● Your task:
When a picture appears among the records, leave it out, and copy all else exactly.

● Input records:
================

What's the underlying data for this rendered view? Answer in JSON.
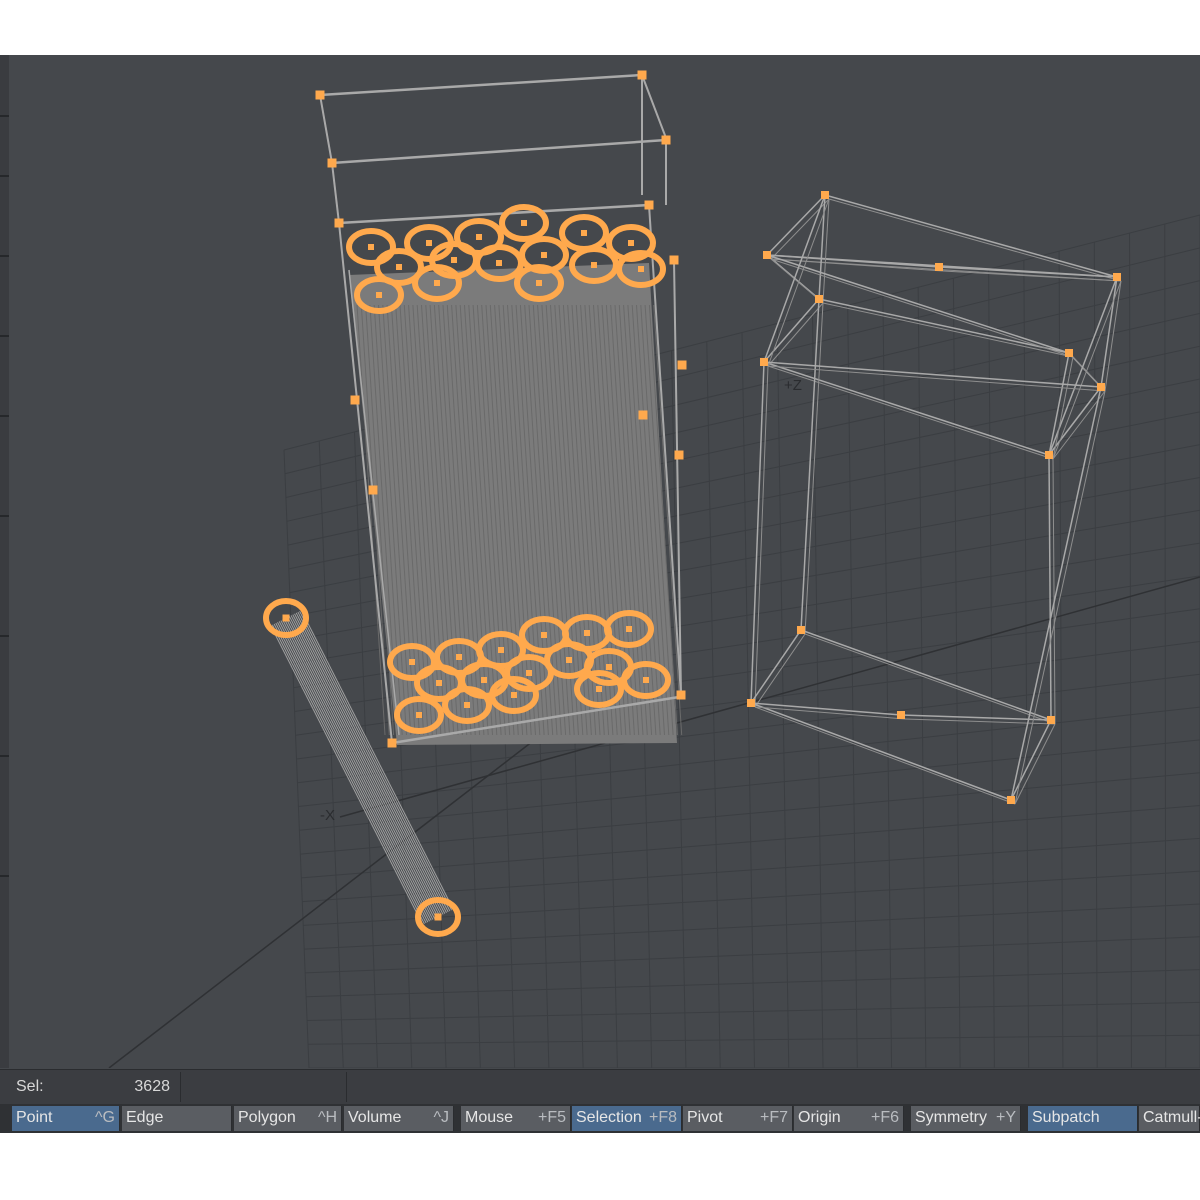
{
  "viewport": {
    "axis_labels": {
      "positive_z": "+Z",
      "negative_x": "-X"
    },
    "colors": {
      "background": "#45484c",
      "grid": "#3b3e42",
      "wire": "#a9a9a9",
      "selection": "#ffa94d",
      "fill": "#7b7b7b"
    }
  },
  "info_bar": {
    "sel_label": "Sel:",
    "sel_count": "3628"
  },
  "mode_bar": {
    "buttons": [
      {
        "label": "Point",
        "key": "^G",
        "active": true
      },
      {
        "label": "Edge",
        "key": ""
      },
      {
        "label": "Polygon",
        "key": "^H"
      },
      {
        "label": "Volume",
        "key": "^J"
      },
      {
        "label": "Mouse",
        "key": "+F5"
      },
      {
        "label": "Selection",
        "key": "+F8",
        "active": true
      },
      {
        "label": "Pivot",
        "key": "+F7"
      },
      {
        "label": "Origin",
        "key": "+F6"
      },
      {
        "label": "Symmetry",
        "key": "+Y"
      },
      {
        "label": "Subpatch",
        "key": "",
        "active": true
      },
      {
        "label": "Catmull-",
        "key": ""
      }
    ]
  }
}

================

● Task solution:
What's the underlying data for this rendered view? Answer in JSON.
{
  "viewport": {
    "axis_labels": {
      "positive_z": "+Z",
      "negative_x": "-X"
    },
    "colors": {
      "background": "#45484c",
      "grid": "#3b3e42",
      "wire": "#a9a9a9",
      "selection": "#ffa94d",
      "fill": "#7b7b7b"
    }
  },
  "info_bar": {
    "sel_label": "Sel:",
    "sel_count": "3628"
  },
  "mode_bar": {
    "buttons": [
      {
        "label": "Point",
        "key": "^G",
        "active": true
      },
      {
        "label": "Edge",
        "key": ""
      },
      {
        "label": "Polygon",
        "key": "^H"
      },
      {
        "label": "Volume",
        "key": "^J"
      },
      {
        "label": "Mouse",
        "key": "+F5"
      },
      {
        "label": "Selection",
        "key": "+F8",
        "active": true
      },
      {
        "label": "Pivot",
        "key": "+F7"
      },
      {
        "label": "Origin",
        "key": "+F6"
      },
      {
        "label": "Symmetry",
        "key": "+Y"
      },
      {
        "label": "Subpatch",
        "key": "",
        "active": true
      },
      {
        "label": "Catmull-",
        "key": ""
      }
    ]
  }
}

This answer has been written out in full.